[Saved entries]
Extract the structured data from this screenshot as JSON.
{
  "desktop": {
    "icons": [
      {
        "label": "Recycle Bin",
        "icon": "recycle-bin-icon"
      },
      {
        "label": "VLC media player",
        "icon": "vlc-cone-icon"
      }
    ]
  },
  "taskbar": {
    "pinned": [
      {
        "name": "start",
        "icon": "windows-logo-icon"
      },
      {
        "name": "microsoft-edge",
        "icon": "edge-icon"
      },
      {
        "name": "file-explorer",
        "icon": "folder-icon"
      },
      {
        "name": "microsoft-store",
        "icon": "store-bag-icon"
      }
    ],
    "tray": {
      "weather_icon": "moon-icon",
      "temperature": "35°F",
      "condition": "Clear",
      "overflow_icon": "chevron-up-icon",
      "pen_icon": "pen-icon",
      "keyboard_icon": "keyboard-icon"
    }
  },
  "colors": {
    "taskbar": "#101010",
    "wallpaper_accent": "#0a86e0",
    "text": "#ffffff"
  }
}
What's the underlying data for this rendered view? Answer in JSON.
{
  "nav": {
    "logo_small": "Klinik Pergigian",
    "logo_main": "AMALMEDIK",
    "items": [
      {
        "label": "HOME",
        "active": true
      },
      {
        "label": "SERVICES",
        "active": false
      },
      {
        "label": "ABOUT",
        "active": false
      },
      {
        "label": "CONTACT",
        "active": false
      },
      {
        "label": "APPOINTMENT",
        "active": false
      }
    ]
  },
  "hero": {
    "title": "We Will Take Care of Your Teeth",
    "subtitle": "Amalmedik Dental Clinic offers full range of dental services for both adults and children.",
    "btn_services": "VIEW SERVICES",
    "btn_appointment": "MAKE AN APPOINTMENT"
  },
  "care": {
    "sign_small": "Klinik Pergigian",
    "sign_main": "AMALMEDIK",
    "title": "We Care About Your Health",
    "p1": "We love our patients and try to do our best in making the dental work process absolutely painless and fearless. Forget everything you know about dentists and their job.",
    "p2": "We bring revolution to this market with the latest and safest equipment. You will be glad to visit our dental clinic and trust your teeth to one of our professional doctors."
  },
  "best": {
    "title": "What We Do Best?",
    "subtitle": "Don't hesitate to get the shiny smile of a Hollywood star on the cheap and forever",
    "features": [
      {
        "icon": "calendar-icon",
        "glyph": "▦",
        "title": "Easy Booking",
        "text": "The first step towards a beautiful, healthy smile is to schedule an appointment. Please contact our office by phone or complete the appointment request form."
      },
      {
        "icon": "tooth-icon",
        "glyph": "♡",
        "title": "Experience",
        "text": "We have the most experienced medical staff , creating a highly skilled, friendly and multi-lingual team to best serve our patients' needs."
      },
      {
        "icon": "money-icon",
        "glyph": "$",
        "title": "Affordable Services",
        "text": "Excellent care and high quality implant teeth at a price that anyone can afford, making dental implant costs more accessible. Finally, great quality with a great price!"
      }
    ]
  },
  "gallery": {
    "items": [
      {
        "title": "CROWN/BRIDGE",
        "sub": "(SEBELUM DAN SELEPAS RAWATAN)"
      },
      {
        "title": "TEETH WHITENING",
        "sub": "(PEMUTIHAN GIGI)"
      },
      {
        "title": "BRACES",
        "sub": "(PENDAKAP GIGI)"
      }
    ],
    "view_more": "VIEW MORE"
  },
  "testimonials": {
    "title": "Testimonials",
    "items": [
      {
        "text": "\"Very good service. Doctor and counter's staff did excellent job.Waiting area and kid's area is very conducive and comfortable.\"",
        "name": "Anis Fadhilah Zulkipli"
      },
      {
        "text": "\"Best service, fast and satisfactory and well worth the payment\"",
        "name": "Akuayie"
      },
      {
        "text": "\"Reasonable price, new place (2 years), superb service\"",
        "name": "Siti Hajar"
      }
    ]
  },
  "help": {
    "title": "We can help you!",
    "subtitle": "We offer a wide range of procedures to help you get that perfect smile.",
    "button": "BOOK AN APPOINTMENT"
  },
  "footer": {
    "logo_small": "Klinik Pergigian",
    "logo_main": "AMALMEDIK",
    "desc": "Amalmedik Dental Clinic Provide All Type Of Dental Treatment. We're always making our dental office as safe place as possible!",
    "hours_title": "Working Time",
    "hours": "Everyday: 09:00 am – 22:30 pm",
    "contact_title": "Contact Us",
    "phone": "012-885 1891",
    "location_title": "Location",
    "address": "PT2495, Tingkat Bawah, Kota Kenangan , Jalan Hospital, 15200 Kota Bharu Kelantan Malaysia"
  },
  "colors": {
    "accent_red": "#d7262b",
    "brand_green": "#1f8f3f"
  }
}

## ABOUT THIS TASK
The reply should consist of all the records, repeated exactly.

## WORKED SOLUTION
Extract the structured data from this screenshot as JSON.
{
  "desktop": {
    "icons": [
      {
        "label": "Recycle Bin",
        "icon": "recycle-bin-icon"
      },
      {
        "label": "VLC media player",
        "icon": "vlc-cone-icon"
      }
    ]
  },
  "taskbar": {
    "pinned": [
      {
        "name": "start",
        "icon": "windows-logo-icon"
      },
      {
        "name": "microsoft-edge",
        "icon": "edge-icon"
      },
      {
        "name": "file-explorer",
        "icon": "folder-icon"
      },
      {
        "name": "microsoft-store",
        "icon": "store-bag-icon"
      }
    ],
    "tray": {
      "weather_icon": "moon-icon",
      "temperature": "35°F",
      "condition": "Clear",
      "overflow_icon": "chevron-up-icon",
      "pen_icon": "pen-icon",
      "keyboard_icon": "keyboard-icon"
    }
  },
  "colors": {
    "taskbar": "#101010",
    "wallpaper_accent": "#0a86e0",
    "text": "#ffffff"
  }
}
What's the underlying data for this rendered view? Answer in JSON.
{
  "nav": {
    "logo_small": "Klinik Pergigian",
    "logo_main": "AMALMEDIK",
    "items": [
      {
        "label": "HOME",
        "active": true
      },
      {
        "label": "SERVICES",
        "active": false
      },
      {
        "label": "ABOUT",
        "active": false
      },
      {
        "label": "CONTACT",
        "active": false
      },
      {
        "label": "APPOINTMENT",
        "active": false
      }
    ]
  },
  "hero": {
    "title": "We Will Take Care of Your Teeth",
    "subtitle": "Amalmedik Dental Clinic offers full range of dental services for both adults and children.",
    "btn_services": "VIEW SERVICES",
    "btn_appointment": "MAKE AN APPOINTMENT"
  },
  "care": {
    "sign_small": "Klinik Pergigian",
    "sign_main": "AMALMEDIK",
    "title": "We Care About Your Health",
    "p1": "We love our patients and try to do our best in making the dental work process absolutely painless and fearless. Forget everything you know about dentists and their job.",
    "p2": "We bring revolution to this market with the latest and safest equipment. You will be glad to visit our dental clinic and trust your teeth to one of our professional doctors."
  },
  "best": {
    "title": "What We Do Best?",
    "subtitle": "Don't hesitate to get the shiny smile of a Hollywood star on the cheap and forever",
    "features": [
      {
        "icon": "calendar-icon",
        "glyph": "▦",
        "title": "Easy Booking",
        "text": "The first step towards a beautiful, healthy smile is to schedule an appointment. Please contact our office by phone or complete the appointment request form."
      },
      {
        "icon": "tooth-icon",
        "glyph": "♡",
        "title": "Experience",
        "text": "We have the most experienced medical staff , creating a highly skilled, friendly and multi-lingual team to best serve our patients' needs."
      },
      {
        "icon": "money-icon",
        "glyph": "$",
        "title": "Affordable Services",
        "text": "Excellent care and high quality implant teeth at a price that anyone can afford, making dental implant costs more accessible. Finally, great quality with a great price!"
      }
    ]
  },
  "gallery": {
    "items": [
      {
        "title": "CROWN/BRIDGE",
        "sub": "(SEBELUM DAN SELEPAS RAWATAN)"
      },
      {
        "title": "TEETH WHITENING",
        "sub": "(PEMUTIHAN GIGI)"
      },
      {
        "title": "BRACES",
        "sub": "(PENDAKAP GIGI)"
      }
    ],
    "view_more": "VIEW MORE"
  },
  "testimonials": {
    "title": "Testimonials",
    "items": [
      {
        "text": "\"Very good service. Doctor and counter's staff did excellent job.Waiting area and kid's area is very conducive and comfortable.\"",
        "name": "Anis Fadhilah Zulkipli"
      },
      {
        "text": "\"Best service, fast and satisfactory and well worth the payment\"",
        "name": "Akuayie"
      },
      {
        "text": "\"Reasonable price, new place (2 years), superb service\"",
        "name": "Siti Hajar"
      }
    ]
  },
  "help": {
    "title": "We can help you!",
    "subtitle": "We offer a wide range of procedures to help you get that perfect smile.",
    "button": "BOOK AN APPOINTMENT"
  },
  "footer": {
    "logo_small": "Klinik Pergigian",
    "logo_main": "AMALMEDIK",
    "desc": "Amalmedik Dental Clinic Provide All Type Of Dental Treatment. We're always making our dental office as safe place as possible!",
    "hours_title": "Working Time",
    "hours": "Everyday: 09:00 am – 22:30 pm",
    "contact_title": "Contact Us",
    "phone": "012-885 1891",
    "location_title": "Location",
    "address": "PT2495, Tingkat Bawah, Kota Kenangan , Jalan Hospital, 15200 Kota Bharu Kelantan Malaysia"
  },
  "colors": {
    "accent_red": "#d7262b",
    "brand_green": "#1f8f3f"
  }
}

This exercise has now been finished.